* [Exercise requirements]
Report back each line of the data that contains the word "true".

(Stored entries)
"""

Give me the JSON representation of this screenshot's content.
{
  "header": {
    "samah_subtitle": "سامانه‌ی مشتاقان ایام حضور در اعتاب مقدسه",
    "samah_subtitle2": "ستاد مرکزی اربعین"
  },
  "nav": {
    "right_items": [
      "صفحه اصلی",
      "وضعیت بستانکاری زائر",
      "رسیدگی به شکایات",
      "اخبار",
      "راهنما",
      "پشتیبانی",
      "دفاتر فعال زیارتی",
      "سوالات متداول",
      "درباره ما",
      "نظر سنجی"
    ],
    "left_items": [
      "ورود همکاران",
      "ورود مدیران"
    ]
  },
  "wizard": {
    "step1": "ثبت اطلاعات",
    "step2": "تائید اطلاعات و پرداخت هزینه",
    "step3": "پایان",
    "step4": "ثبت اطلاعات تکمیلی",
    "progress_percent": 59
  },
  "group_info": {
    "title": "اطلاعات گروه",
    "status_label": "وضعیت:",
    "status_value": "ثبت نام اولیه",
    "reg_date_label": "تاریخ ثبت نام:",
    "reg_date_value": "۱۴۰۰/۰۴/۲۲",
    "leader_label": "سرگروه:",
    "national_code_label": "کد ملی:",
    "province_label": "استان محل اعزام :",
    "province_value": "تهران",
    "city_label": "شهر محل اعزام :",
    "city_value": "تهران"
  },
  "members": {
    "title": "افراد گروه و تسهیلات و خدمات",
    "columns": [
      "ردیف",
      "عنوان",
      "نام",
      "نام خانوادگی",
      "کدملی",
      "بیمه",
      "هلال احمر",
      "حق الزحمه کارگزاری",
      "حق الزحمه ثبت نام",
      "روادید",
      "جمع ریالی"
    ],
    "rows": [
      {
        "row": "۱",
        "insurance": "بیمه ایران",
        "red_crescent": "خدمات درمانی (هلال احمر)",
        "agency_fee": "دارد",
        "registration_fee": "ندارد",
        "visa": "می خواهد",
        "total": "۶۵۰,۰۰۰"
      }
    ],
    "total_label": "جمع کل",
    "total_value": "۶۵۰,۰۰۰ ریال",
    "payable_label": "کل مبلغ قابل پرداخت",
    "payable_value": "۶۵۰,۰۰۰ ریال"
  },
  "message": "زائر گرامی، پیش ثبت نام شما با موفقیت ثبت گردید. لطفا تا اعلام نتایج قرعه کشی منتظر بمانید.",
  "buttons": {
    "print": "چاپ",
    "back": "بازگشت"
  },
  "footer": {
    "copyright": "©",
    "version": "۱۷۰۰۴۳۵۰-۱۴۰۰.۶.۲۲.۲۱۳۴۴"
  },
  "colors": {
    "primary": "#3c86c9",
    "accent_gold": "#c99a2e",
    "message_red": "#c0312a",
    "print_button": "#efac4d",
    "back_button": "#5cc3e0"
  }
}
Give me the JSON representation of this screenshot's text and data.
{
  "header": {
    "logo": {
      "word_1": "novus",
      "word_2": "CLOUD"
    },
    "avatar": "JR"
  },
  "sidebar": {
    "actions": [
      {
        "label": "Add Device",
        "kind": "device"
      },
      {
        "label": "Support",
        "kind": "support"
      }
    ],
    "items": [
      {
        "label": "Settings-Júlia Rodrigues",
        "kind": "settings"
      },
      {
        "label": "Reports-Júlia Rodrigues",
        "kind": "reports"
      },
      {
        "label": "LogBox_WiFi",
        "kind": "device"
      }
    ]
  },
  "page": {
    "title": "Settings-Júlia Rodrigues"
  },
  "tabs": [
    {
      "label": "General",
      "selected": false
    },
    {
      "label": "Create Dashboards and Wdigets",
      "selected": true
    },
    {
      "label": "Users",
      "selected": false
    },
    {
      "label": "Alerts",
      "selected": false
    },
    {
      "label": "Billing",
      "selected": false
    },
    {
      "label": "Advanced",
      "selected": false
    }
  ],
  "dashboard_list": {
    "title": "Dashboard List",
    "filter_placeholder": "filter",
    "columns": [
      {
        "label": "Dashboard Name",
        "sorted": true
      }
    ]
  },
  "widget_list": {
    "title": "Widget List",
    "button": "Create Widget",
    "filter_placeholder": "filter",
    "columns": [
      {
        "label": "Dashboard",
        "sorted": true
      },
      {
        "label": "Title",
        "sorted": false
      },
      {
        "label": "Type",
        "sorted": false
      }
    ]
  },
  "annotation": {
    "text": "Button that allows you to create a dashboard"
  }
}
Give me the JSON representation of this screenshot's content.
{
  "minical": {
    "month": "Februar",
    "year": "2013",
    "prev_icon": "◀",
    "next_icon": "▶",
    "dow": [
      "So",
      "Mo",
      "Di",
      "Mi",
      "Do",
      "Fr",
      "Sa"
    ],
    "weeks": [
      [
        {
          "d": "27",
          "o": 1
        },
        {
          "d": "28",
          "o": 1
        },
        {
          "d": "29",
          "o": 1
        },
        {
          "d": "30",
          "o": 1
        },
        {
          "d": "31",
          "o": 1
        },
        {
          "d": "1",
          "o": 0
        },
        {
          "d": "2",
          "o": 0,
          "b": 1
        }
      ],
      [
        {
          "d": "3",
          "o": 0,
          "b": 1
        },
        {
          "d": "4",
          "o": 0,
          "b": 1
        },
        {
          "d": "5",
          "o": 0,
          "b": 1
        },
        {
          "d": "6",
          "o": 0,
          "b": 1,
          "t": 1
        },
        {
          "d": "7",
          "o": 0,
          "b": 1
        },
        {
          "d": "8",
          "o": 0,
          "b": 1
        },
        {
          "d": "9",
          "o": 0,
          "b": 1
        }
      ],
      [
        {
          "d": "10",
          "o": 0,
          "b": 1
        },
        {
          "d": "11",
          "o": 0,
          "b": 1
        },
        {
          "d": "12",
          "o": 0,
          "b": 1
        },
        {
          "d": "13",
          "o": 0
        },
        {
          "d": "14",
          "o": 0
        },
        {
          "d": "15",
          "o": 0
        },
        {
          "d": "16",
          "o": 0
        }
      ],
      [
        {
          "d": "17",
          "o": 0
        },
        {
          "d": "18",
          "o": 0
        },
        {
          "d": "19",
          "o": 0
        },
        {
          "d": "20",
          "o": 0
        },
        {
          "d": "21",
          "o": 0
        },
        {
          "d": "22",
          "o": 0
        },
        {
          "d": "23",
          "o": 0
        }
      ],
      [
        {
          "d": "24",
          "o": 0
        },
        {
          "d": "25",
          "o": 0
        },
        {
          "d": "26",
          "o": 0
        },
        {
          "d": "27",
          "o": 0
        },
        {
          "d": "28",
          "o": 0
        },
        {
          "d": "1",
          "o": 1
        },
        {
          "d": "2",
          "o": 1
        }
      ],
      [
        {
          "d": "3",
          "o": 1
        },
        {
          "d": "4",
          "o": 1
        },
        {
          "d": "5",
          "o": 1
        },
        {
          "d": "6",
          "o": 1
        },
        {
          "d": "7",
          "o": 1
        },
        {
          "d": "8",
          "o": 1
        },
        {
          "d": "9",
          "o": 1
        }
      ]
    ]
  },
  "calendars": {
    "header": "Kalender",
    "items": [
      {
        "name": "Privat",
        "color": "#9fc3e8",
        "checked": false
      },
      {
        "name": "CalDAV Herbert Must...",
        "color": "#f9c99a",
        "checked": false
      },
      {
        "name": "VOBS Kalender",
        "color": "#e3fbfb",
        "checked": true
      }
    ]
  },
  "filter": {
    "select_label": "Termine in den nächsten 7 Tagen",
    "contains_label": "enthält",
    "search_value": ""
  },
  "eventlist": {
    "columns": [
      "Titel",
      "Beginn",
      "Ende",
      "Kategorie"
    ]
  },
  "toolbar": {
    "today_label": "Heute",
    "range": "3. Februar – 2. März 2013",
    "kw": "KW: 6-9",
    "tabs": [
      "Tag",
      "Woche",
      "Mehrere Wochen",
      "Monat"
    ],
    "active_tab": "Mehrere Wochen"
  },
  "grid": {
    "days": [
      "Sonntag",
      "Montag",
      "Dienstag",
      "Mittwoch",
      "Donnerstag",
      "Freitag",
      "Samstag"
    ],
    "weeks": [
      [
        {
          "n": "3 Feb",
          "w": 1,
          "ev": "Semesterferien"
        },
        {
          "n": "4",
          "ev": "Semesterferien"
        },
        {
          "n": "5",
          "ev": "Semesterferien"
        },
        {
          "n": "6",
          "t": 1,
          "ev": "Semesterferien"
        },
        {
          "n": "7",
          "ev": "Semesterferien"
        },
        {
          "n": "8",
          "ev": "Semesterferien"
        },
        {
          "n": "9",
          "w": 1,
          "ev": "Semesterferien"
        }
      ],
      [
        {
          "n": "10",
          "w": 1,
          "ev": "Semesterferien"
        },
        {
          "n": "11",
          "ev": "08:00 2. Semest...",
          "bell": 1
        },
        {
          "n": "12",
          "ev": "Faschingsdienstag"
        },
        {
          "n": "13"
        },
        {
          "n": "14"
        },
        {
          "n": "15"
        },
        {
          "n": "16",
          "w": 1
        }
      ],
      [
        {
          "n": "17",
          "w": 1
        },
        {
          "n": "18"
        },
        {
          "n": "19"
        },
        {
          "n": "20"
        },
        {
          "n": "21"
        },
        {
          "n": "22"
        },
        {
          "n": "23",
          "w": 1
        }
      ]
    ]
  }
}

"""

* [Problem solution]
      "selected": true
        "sorted": true
        "sorted": true
        "checked": true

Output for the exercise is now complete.